So. I finished DFW’s Broom of the System last night (by a crackling fire to boot) and I am not quite sure how I feel about it. Don’t get me wrong, I enjoyed reading it immensely.DFW’s full range of wit and verbal pyrotechnics never fail to surprise and delight and his well humane passion seems bottomless. Many themes which come to fruition in Infinite Jest are on display in Broom of the System, and like his magnum opus, there are moments of apocalyptic silliness- the moments that would be just too brutal if they were not in fact hilarious. And I guess that’s what I love about DFW. Humor is never at anyone else’s expense. DFW is funny because he is human and human life is pretty funny. He was a humanist in the richest sense, and his boundless- if at times excessive- passion for the human ability to make sense, or attempt sense making, of the world illuminates his novels. Particularly in this case. Language and narrative are fact a subjects of the novel. The binary pair of Rick Vigorous and Lenore Beardsmen- comically linked in DFW’s eschatological climax- both talk too much and not enough. They attempt to fashion a romance in entirely verbal terms. Enter Andrew SealanderLang whose nickname ‘Wang-Dang Lang’ magnifies his extra-linguistic prowess. Lang and his estranged wife/Rick’s longtime Lolita-ish crush, exert a raw, physical, pressure over Rick and Lenore. Ultimately the Broom of the System is about making meaning, I think. Its conclusion is not conclusive. Important events often take place off stage. Basically life happens. Still, though, Broom of the System does not, at least in my mind, reach the stratospheric heights of Infinite Jest. This is, I suppose, not actually a critique of the former as much as praise of the latter.

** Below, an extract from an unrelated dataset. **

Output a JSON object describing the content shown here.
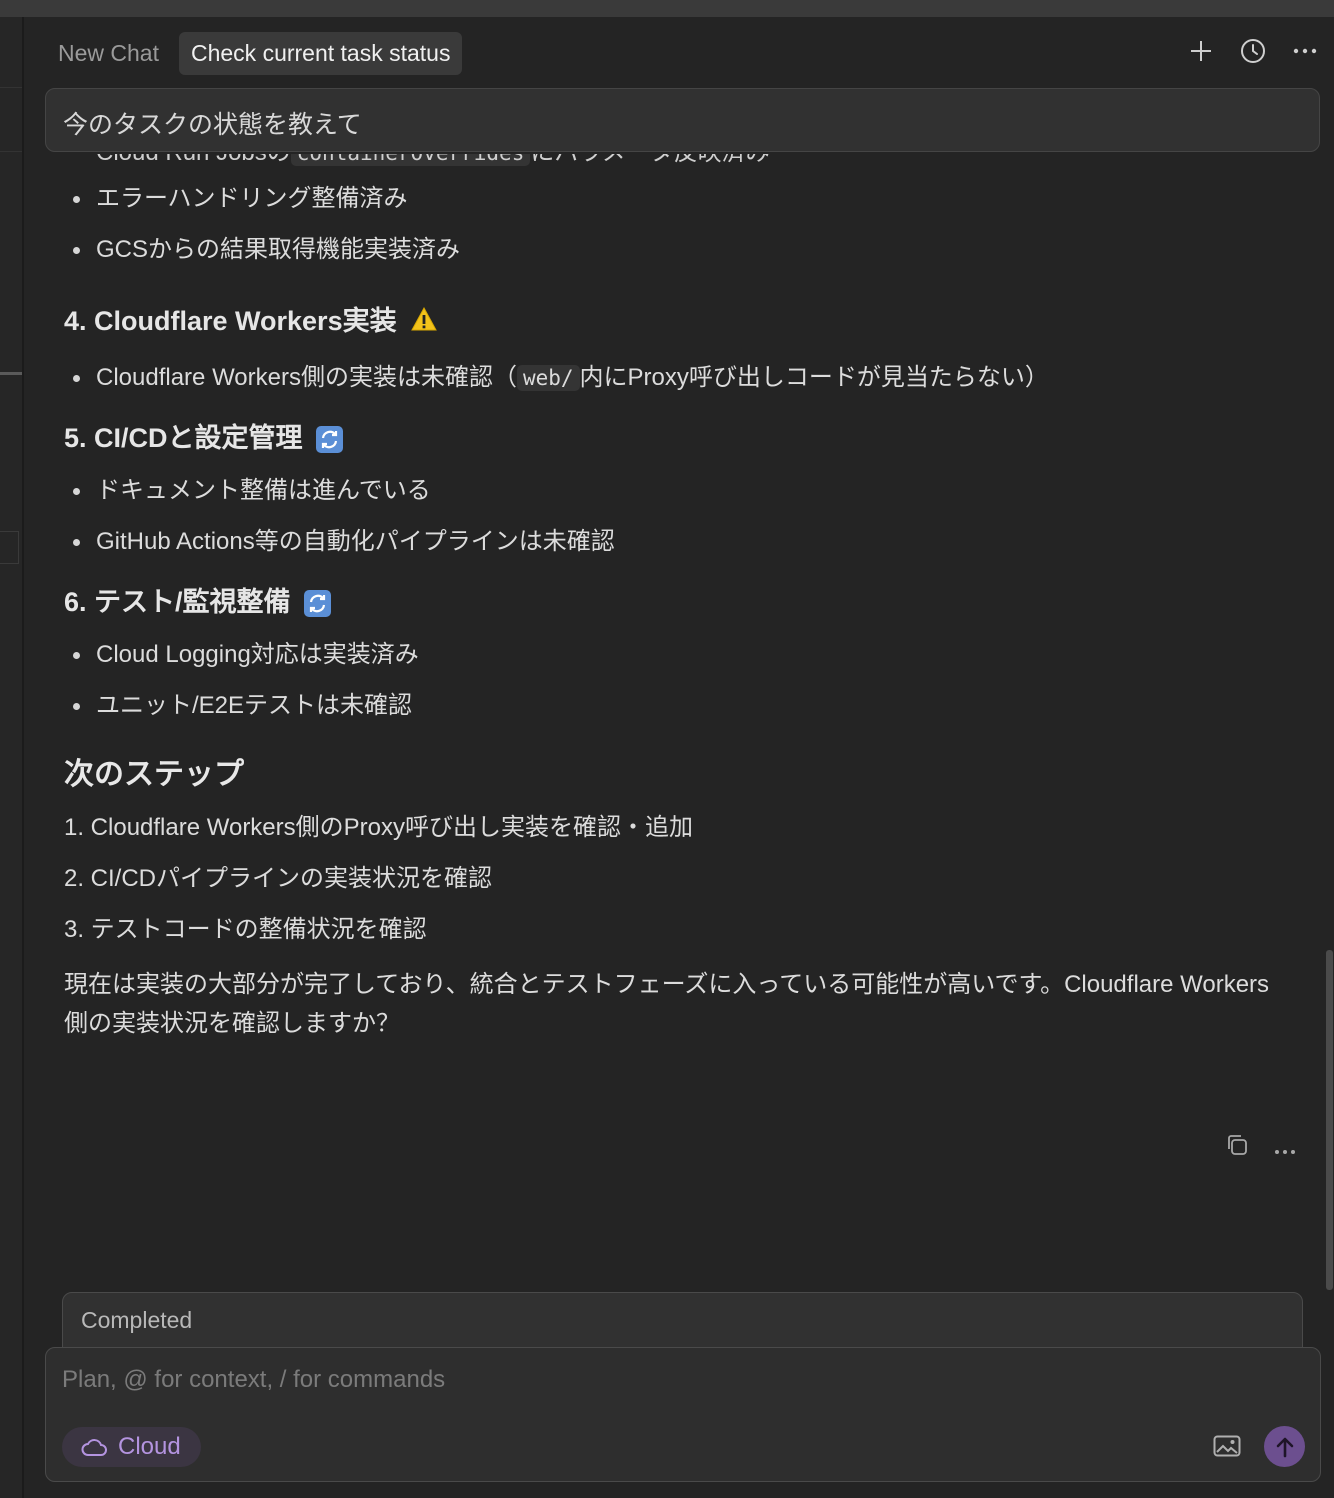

NB: External pressures also shape our readings of Broom of the System. It’s penultimate moment, its climax, ‘The Night of Fire,’ occurs on September 11. But this does not actually mean anything at all. The book was written in 1987.